The fad is dying. A recent CB Insights report that was cited by Bloomberg announced a 60% decline in blockchain startup investments this year, down to $1.6 billion. But at the same time, large enterprises such as Microsoft, Walmart, IBM and Samsung have either deployed their own blockchains or joined partnerships to use the technology.
Ironically, several banks, such as HSBC and JPMorgan Chase, have also developed their own blockchain arms — the same entities blockchain was supposed to replace. What happened? Why are public chains with the true spirit of decentralization fading away while early adversaries have turned into advocates of the technology?
The real use of blockchain
It turns out there are some actual advantages in using blockchain technology, even for enterprises. Among them are commercial concerns. Enterprises strictly control the nodes that join their network, but that does not mean they dictate how the system operates.
Where several competitors need to collaborate, blockchain offers the ideal medium to cooperate in a trustless environment without giving too much power to one party. This may sometimes even be a political concern, such as when there is no central location to host the database that would be acceptable to all parties. Decentralization also prevents one side from overcharging for their middleman services.

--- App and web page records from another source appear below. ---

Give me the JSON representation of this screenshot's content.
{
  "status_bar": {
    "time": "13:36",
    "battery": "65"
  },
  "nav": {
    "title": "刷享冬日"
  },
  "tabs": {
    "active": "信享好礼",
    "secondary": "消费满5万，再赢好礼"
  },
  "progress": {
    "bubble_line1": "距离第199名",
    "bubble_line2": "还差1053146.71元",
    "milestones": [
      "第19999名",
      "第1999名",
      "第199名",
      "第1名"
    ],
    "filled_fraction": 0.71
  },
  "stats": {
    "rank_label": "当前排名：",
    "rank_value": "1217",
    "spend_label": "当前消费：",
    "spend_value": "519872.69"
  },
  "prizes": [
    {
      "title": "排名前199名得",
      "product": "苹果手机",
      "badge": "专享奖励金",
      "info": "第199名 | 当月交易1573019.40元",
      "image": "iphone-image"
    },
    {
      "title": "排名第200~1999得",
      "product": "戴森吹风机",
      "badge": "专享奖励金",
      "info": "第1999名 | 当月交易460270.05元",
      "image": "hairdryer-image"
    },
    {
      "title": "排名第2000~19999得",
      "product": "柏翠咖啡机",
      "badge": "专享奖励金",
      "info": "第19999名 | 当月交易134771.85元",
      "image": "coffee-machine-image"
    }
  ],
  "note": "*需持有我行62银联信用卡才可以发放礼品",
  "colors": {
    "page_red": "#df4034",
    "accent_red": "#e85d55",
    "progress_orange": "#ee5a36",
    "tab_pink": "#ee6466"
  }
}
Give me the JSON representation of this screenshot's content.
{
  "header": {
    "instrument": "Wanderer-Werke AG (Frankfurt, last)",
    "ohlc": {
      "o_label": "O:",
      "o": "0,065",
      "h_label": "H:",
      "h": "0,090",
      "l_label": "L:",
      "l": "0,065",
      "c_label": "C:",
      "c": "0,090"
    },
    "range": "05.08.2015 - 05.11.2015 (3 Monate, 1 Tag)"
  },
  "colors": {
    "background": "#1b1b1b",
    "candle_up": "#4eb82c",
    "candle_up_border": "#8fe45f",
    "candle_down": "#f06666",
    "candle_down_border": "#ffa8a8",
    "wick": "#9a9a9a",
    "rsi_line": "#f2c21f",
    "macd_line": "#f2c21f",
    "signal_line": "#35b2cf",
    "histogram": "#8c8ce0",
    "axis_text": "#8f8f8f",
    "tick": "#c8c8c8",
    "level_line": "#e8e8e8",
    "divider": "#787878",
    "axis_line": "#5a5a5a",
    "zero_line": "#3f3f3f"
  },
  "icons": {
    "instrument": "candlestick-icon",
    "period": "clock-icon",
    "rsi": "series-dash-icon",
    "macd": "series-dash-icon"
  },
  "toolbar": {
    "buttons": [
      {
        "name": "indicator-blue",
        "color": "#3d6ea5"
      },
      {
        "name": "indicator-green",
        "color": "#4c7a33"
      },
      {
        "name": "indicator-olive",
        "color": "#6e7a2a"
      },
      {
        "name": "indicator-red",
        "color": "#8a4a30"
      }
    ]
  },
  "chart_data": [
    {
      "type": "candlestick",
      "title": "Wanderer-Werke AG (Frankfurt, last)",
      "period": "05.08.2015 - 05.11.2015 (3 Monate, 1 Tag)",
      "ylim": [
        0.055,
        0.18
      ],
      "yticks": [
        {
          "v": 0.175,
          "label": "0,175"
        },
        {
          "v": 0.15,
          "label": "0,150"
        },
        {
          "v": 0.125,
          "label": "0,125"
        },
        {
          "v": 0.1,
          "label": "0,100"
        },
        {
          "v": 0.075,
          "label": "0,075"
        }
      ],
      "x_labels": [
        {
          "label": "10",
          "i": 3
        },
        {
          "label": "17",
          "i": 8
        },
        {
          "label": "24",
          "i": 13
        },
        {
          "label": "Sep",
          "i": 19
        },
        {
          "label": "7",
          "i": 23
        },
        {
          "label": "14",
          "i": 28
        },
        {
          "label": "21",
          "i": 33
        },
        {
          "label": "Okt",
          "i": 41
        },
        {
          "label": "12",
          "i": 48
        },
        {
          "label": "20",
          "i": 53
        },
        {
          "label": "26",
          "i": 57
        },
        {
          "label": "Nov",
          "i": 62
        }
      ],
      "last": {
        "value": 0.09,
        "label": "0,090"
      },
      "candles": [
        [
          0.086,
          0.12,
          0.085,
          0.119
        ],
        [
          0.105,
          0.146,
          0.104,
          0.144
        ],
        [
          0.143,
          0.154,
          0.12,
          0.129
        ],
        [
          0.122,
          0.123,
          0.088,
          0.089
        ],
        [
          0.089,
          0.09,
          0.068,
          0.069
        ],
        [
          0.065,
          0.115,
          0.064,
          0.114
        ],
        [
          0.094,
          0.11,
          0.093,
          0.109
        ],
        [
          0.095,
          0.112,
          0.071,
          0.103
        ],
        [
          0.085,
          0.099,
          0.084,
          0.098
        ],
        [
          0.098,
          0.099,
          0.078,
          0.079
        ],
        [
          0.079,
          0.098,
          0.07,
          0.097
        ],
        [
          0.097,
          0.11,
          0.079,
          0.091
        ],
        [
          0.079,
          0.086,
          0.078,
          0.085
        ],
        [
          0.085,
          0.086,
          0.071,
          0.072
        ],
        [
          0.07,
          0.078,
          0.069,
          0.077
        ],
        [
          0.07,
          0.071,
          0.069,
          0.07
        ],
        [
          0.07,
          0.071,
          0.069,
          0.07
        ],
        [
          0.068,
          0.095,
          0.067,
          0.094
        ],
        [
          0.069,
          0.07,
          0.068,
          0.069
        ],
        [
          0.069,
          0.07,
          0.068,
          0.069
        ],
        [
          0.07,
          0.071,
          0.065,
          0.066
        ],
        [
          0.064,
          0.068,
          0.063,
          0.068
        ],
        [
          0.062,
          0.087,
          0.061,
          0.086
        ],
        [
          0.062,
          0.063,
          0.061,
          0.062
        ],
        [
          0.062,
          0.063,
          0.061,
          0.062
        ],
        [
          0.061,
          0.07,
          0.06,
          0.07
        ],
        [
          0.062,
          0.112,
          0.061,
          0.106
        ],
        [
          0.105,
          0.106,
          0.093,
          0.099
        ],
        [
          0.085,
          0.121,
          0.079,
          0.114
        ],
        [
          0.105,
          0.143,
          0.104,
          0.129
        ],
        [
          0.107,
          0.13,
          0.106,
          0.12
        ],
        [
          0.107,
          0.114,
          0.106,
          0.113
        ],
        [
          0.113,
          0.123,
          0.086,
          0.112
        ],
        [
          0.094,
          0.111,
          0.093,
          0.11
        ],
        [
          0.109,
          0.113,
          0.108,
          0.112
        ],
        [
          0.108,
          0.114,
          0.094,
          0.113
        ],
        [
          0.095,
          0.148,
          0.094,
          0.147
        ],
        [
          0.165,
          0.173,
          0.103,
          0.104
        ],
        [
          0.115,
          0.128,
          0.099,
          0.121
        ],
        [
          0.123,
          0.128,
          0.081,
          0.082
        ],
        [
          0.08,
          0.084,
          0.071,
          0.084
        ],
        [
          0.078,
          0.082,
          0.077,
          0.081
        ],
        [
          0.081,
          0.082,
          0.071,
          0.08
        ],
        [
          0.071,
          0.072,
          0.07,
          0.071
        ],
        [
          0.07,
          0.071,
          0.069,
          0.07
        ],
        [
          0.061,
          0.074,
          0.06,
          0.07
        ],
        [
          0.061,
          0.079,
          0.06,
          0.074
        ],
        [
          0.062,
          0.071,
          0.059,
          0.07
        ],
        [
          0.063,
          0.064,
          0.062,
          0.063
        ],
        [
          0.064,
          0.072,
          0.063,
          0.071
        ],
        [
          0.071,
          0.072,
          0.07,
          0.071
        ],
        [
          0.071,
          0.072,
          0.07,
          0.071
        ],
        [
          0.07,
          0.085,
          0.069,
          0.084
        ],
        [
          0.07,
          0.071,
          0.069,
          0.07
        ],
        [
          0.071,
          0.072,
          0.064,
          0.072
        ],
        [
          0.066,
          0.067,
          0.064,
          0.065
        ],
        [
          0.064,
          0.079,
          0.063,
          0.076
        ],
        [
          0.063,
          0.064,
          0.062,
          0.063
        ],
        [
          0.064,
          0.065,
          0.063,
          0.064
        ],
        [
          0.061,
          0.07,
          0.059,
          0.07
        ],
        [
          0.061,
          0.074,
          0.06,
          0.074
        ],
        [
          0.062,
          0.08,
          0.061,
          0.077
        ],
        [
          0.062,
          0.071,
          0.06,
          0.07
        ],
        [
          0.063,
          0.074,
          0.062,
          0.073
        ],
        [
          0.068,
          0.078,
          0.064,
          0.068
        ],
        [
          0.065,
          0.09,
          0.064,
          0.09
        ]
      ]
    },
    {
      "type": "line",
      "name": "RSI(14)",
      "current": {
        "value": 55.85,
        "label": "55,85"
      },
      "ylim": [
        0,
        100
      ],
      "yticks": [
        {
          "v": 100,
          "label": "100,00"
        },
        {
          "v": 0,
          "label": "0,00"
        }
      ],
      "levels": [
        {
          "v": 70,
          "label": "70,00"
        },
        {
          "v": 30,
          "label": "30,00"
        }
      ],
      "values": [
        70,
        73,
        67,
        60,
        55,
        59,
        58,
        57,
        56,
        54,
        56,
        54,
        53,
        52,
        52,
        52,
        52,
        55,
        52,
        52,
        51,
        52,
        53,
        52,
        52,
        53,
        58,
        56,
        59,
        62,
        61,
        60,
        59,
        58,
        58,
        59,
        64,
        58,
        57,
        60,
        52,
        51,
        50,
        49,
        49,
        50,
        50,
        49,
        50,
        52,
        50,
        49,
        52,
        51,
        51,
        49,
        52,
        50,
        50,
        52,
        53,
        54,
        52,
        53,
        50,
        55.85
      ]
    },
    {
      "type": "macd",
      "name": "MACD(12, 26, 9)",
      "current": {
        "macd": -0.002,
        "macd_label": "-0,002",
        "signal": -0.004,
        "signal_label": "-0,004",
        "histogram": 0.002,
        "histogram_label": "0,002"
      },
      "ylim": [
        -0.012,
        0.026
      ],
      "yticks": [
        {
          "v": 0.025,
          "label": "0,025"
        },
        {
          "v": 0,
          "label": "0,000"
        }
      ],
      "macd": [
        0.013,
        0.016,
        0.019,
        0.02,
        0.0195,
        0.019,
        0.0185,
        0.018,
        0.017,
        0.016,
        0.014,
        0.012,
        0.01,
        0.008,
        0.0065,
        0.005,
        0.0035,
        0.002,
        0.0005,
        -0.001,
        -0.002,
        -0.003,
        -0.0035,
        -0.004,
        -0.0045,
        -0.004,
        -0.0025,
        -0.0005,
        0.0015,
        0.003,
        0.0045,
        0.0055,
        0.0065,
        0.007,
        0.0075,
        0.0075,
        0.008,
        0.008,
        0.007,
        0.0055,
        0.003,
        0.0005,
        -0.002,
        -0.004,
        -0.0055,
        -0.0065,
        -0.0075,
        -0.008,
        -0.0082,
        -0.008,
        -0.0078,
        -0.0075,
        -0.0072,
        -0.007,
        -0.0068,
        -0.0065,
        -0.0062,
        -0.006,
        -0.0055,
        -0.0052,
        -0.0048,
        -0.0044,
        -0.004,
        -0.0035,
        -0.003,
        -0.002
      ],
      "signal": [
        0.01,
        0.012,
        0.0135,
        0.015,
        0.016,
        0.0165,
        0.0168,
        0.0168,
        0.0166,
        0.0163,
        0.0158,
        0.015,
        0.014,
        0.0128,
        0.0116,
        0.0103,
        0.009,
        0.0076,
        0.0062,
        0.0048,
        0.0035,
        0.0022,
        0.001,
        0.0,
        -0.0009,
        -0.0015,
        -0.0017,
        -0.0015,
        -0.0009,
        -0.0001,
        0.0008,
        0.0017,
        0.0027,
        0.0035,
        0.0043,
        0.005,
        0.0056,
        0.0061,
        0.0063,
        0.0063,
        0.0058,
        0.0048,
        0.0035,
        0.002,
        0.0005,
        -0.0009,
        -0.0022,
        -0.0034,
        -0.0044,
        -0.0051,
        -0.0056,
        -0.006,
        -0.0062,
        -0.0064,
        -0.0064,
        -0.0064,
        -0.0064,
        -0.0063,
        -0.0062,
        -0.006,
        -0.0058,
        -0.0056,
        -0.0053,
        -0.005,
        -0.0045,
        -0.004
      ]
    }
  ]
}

Finally, there are security concerns. Blockchain comes with built-in redundancy, encryption, synchronization and tamper resistance. “Blockchain architecture is fundamentally designed differently in that openness, collaboration, and data interactions among many parties actually make the database technology more secure and reliable,” D’Amico said. Thus, blockchain offers one of the best methods to preserve data.
But this benefit also has certain drawbacks. “A grey area for both private and public ledger/blockchain adoption are regulations like GDPR and organizations that choose to persist Personally Identifiable Information and other related data on-chain,” D’Amico explained. “Depending on how the network is run, such as globally distributed network, you don’t control where copies of the data reside, and you don’t have any recourse to ‘the right to be forgotten’ as data is inherently immutable and cannot be removed from history.”
The middlemen are here to stay
Contrary to popular belief, it seems that blockchain is not going to replace central authorities. Rather, the trend suggests that semi-centralized, government-regulated versions will have the highest chance of survival. Startups are learning the hard way that they need to comply with governmental regulations — not because they are submitting to a higher authority, but simply because of public interest.
At the end of the day, blockchain requires you to trust codes and algorithms over human counterparts, and some are not ready to do so. Trusting codes and algorithms may work great for simple cases, but edge cases need oracles and human authorities to dispute.
Still, blockchain’s ability to offer an immutable and tamper-proof ledger can help to prevent the authorities from misusing their power. Just like most other technologies, finding a human–computer balance is the best use of blockchain. cointelegraph.com